Boykin knew Bowles well as secondary coach before Bowles was elevated last week, following the firing of Juan Castillo.
"When preparing for a game, he makes you feel super confident in your abilities . . . we'll definitely have that confidence that we can get it done - not that we haven't before - but [Bowles will be] just making it easy for us to play our game and play loose," Boykin said.
Defensive tackle Mike Patterson practiced Monday for the first time in 2012, and afterward Patterson said he's looking forward to playing for Bowles.
"It'll be really exciting to see what he does for us and see what's going to happen.
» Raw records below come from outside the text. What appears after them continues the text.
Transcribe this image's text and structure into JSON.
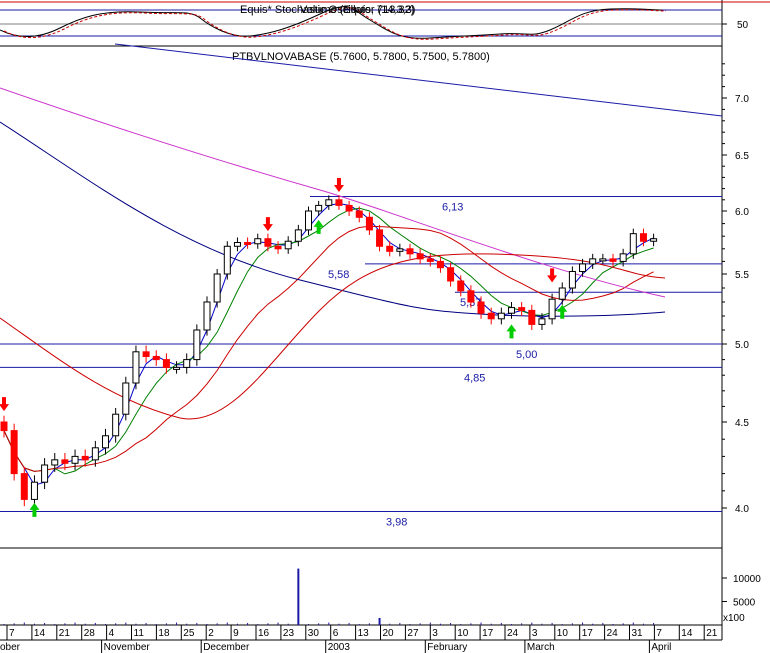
{
  "chart_data": {
    "type": "candlestick",
    "title": "PTBVLNOVABASE (5.7600, 5.7800, 5.7500, 5.7800)",
    "oscillator_title": "Equis* Stochastic Oscillator (14,3,3)",
    "oscillator_overlay_title": "Volume (Equis, 713.32)",
    "y_ticks": [
      "7.0",
      "6.5",
      "6.0",
      "5.5",
      "5.0",
      "4.5",
      "4.0"
    ],
    "osc_ticks": [
      "50"
    ],
    "volume_ticks": [
      "10000",
      "5000"
    ],
    "volume_unit": "x100",
    "x_ticks": [
      "7",
      "14",
      "21",
      "28",
      "4",
      "11",
      "18",
      "25",
      "2",
      "9",
      "16",
      "23",
      "30",
      "6",
      "13",
      "20",
      "27",
      "3",
      "10",
      "17",
      "24",
      "3",
      "10",
      "17",
      "24",
      "31",
      "7",
      "14",
      "21"
    ],
    "month_labels": [
      {
        "label": "ober",
        "tick": 0
      },
      {
        "label": "November",
        "tick": 4
      },
      {
        "label": "December",
        "tick": 8
      },
      {
        "label": "2003",
        "tick": 13
      },
      {
        "label": "February",
        "tick": 17
      },
      {
        "label": "March",
        "tick": 21
      },
      {
        "label": "April",
        "tick": 26
      }
    ],
    "levels": [
      {
        "label": "6,13",
        "value": 6.13
      },
      {
        "label": "5,58",
        "value": 5.58
      },
      {
        "label": "5,37",
        "value": 5.37
      },
      {
        "label": "5,00",
        "value": 5.0
      },
      {
        "label": "4,85",
        "value": 4.85
      },
      {
        "label": "3,98",
        "value": 3.98
      }
    ],
    "prices": [
      4.45,
      4.2,
      4.05,
      4.15,
      4.25,
      4.28,
      4.26,
      4.3,
      4.28,
      4.35,
      4.42,
      4.55,
      4.75,
      4.95,
      4.92,
      4.9,
      4.85,
      4.85,
      4.9,
      5.1,
      5.3,
      5.5,
      5.72,
      5.75,
      5.74,
      5.78,
      5.72,
      5.7,
      5.76,
      5.85,
      6.0,
      6.05,
      6.1,
      6.05,
      6.0,
      5.95,
      5.85,
      5.72,
      5.68,
      5.7,
      5.66,
      5.62,
      5.6,
      5.55,
      5.45,
      5.38,
      5.3,
      5.22,
      5.18,
      5.22,
      5.26,
      5.24,
      5.14,
      5.18,
      5.32,
      5.4,
      5.52,
      5.58,
      5.62,
      5.62,
      5.6,
      5.66,
      5.82,
      5.76,
      5.78
    ],
    "signals": [
      {
        "type": "sell",
        "index": 0
      },
      {
        "type": "buy",
        "index": 3
      },
      {
        "type": "sell",
        "index": 26
      },
      {
        "type": "buy",
        "index": 31
      },
      {
        "type": "sell",
        "index": 33
      },
      {
        "type": "buy",
        "index": 50
      },
      {
        "type": "sell",
        "index": 54
      },
      {
        "type": "buy",
        "index": 55
      }
    ],
    "volume_spikes": [
      {
        "index": 29,
        "value": 12000
      },
      {
        "index": 37,
        "value": 1500
      }
    ],
    "colors": {
      "up": "#ffffff",
      "down": "#ff0000",
      "level": "#1a1aa6",
      "ma_short": "#0000cc",
      "ma_mid": "#008000",
      "ma_long": "#cc0000",
      "ma_longer": "#cc33cc",
      "ma_longest": "#000080",
      "buy": "#00cc00",
      "sell": "#ff0000"
    }
  }
}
We see him everyday, we're all together in meetings and stuff like that, but this was the first time he talked to us as a group," Patterson said. "He's a coach that's played in the league. You don't get that too often."
Boykin said he was quite surprised last Tuesday to hear the 3-3 team had changed defensive coordinators. "I actually saw it on ESPN when I woke up," he recalled. "It's crazy, but I've talked to Juan and texted him."
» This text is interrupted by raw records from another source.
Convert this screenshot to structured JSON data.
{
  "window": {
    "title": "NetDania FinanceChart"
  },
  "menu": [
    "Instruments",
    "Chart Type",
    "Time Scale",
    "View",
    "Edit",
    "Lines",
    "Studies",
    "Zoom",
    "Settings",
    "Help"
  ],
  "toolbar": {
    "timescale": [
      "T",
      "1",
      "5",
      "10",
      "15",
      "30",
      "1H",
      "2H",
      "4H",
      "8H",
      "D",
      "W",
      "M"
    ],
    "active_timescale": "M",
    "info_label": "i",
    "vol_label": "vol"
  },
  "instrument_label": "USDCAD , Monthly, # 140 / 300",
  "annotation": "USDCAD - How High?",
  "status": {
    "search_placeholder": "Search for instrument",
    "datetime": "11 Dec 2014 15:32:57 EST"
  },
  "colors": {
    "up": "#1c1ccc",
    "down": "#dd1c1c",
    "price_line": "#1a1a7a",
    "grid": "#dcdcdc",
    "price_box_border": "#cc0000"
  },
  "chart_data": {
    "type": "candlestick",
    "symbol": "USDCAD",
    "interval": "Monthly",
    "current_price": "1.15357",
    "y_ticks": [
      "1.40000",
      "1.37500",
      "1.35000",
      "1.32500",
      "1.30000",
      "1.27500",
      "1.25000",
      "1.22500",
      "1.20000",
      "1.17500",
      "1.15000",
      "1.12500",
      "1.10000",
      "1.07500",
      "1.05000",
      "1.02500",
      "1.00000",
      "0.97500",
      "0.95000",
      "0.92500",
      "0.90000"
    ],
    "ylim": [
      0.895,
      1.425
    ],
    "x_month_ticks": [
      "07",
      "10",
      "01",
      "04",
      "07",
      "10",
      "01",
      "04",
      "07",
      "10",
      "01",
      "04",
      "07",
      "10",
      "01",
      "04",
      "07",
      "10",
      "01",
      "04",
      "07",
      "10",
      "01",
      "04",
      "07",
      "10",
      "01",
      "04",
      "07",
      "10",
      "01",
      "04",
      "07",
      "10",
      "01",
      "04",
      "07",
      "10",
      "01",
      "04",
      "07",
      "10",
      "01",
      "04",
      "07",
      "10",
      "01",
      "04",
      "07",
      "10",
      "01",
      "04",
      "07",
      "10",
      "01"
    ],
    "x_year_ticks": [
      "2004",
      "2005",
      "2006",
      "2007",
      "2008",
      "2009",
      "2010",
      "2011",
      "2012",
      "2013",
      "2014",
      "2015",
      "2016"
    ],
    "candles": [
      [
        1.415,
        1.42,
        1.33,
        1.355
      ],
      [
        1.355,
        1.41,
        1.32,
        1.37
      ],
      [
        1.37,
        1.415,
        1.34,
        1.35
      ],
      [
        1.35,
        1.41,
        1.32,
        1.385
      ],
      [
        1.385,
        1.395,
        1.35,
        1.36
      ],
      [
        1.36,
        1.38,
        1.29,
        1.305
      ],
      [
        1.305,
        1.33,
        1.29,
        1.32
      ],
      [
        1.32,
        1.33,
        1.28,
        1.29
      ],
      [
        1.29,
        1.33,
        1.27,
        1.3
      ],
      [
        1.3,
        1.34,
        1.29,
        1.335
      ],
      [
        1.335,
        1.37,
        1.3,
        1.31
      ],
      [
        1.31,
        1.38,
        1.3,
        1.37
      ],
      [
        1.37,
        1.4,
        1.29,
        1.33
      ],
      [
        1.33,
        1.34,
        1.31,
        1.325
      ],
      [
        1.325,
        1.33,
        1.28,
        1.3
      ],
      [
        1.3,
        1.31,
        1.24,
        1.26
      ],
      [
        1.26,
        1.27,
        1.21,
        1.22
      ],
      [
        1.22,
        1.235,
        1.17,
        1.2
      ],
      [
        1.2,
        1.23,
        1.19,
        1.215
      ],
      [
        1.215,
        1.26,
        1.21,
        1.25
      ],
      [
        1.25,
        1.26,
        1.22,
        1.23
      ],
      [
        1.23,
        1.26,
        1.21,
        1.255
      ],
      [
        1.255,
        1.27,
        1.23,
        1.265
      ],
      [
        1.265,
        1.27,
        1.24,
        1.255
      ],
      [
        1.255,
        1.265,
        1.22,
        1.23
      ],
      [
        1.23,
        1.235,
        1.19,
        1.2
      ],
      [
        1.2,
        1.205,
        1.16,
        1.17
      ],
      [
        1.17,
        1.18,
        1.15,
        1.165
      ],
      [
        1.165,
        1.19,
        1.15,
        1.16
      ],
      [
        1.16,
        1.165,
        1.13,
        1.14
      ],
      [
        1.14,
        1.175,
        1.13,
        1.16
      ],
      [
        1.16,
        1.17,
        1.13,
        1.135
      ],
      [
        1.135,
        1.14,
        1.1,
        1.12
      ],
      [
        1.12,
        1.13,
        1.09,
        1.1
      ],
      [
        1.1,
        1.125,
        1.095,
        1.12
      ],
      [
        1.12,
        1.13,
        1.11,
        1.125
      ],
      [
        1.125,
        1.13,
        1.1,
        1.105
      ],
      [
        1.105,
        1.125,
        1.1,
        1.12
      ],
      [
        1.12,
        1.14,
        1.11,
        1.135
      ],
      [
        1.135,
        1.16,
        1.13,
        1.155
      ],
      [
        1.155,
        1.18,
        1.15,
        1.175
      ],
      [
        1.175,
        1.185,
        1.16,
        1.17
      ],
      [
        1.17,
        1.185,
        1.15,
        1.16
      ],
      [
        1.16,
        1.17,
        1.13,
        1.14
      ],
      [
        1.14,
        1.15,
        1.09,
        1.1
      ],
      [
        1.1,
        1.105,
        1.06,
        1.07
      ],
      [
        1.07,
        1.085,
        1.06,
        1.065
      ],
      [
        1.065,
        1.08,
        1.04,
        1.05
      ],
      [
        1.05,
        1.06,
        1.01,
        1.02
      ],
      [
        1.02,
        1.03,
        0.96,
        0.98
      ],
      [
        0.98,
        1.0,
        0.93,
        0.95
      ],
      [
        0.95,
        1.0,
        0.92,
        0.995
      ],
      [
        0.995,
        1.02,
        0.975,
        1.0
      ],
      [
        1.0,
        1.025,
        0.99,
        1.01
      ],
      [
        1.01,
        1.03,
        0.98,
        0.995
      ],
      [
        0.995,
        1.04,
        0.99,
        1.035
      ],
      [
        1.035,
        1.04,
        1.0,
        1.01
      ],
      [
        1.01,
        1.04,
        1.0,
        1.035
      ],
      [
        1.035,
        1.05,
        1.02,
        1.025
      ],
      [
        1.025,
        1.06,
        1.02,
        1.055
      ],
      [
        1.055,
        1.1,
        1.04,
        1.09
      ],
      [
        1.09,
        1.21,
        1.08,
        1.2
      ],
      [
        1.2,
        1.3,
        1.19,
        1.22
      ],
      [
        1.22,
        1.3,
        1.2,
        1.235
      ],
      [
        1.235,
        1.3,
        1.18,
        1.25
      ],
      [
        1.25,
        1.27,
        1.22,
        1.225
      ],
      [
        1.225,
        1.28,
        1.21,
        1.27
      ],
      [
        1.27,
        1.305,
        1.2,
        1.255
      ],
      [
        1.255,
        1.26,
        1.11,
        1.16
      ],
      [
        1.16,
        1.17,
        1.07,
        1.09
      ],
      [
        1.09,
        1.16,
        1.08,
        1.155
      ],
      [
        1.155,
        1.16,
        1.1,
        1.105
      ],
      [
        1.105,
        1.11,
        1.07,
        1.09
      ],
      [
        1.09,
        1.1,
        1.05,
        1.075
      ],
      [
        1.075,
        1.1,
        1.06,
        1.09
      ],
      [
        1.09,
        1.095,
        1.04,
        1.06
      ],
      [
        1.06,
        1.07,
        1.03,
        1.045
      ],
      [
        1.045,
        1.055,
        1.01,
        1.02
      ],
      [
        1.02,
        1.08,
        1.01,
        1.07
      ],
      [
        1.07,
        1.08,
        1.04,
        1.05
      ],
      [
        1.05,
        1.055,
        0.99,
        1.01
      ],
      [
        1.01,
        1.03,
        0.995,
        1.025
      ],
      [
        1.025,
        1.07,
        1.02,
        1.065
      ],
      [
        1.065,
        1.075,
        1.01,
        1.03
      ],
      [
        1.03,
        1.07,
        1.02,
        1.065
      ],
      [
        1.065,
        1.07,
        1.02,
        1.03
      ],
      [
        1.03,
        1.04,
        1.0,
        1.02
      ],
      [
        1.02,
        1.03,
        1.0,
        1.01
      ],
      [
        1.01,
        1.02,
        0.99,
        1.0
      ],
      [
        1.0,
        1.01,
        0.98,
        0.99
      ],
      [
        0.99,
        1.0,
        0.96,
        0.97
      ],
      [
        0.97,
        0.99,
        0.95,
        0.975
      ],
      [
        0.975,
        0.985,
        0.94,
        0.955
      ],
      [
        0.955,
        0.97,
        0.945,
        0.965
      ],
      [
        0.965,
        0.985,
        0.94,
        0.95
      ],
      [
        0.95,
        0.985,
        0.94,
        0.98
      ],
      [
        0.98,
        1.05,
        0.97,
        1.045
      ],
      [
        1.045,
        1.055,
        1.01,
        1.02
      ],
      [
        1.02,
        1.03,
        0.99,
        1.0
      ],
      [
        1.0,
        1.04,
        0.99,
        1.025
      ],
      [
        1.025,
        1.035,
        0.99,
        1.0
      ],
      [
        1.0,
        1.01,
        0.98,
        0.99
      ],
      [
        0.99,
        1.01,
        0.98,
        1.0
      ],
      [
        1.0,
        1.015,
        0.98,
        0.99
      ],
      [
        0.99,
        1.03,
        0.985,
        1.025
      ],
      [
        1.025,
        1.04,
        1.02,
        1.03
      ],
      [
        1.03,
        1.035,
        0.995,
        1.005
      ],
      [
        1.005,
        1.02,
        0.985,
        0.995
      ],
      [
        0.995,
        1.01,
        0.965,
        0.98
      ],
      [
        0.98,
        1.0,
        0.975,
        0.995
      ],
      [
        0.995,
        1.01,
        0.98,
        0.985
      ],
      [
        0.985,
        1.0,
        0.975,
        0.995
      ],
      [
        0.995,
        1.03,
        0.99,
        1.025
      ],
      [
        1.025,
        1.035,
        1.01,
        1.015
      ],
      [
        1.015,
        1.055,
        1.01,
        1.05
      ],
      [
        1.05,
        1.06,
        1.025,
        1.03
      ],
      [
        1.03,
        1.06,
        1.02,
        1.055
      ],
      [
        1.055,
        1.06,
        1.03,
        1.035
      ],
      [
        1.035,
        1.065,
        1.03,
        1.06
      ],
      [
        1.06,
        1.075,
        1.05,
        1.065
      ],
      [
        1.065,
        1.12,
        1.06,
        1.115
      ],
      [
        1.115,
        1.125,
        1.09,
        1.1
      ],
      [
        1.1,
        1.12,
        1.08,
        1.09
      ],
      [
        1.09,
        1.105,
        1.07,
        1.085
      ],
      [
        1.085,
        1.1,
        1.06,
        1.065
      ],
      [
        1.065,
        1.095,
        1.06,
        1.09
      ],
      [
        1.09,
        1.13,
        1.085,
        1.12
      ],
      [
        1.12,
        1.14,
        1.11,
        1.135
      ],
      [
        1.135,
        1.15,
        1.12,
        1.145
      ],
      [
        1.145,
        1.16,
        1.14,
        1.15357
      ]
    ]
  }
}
Less surprised, and for some reason wary of saying anything about Castillo or Bowles to reporters Monday, was defensive end Jason Babin. He said describing his reaction to the change would be "above my pay grade."
Babin said characterizing Bowles' message to the defense would be "giving away the game plan," even though no game plan will begin to be installed until Wednesday.
"I've been doing this for 9 years now," Babin said, when asked about surprise. "You kind of have to be numb."
Slightly more helpful was corner Nnamdi Asomugha, who has made no secret of his high regard for Bowles since Bowles arrived from his three-game stint as the Dolphins' intermim head coach in January.
"There's an equanimity about him," said Asomugha, quite possibly becoming the only Eagle ever to use the word "equanimity" in the 80-year history of the franchise. "It doesn't matter what's going on, he's always going to be calm, just relaxed and stuff like that. So that's good. He always feels like there's a solution, no matter what we're going through."
Safety Nate Allen said Bowles is "definitely a player's coach. He relates to us well and we all like him as a coach, and off the field he is a great guy. He's smart, so it's going to be a good thing.
"He talks to us like men. He's not real up in your face. He's not a loud guy. He expects you to know what you have to do as a man and as a professional. We love to play the game. You don't need a lot of motivation. If you do try to get motivation from coaches, then I think you're in the wrong [frame of mind]."
Asked what he thinks will change, Allen said: "It's hard to say right now. We're not sure exactly what [will change] because we haven't really put in a game plan or anything. We'll see on Wednesday, but it'll be good, whatever it is, and we're excited."
Bowles, who turns 49 next month, has never been a coordinator, even though he was an interim head coach and has interviewed for head coaching jobs.
Reporters have been unsure what input Bowles had into strategy up to now; we still don't know whose idea it was to switch up coverages, disastrously, in the fourth quarter of the Oct. 14 overtime loss to Detroit after Allen left with a hamstring injury.
Safety Kurt Coleman said Bowles "was helping make play calls throughout this year. He's a smart coach, he really is. He's going to do his due diligence and understand the game as far as [how] the offense is going to attack us, and you have to be able to adjust during the game. I think he's going to do a great job with that."
Left tackle Jason Peters (Achilles'), eligible to practice this week and next week before he would have to go on injured reserve, did not practice Monday, the Eagles said . . . The highlight of LeSean McCoy's bye week was having his number retired at Bishop McDevitt High in Harrisburg. "There's only two guys ever to get their number retired there, me and [ex-Eagles running back Ricky Watters]," McCoy said. "It felt good to go home and do that."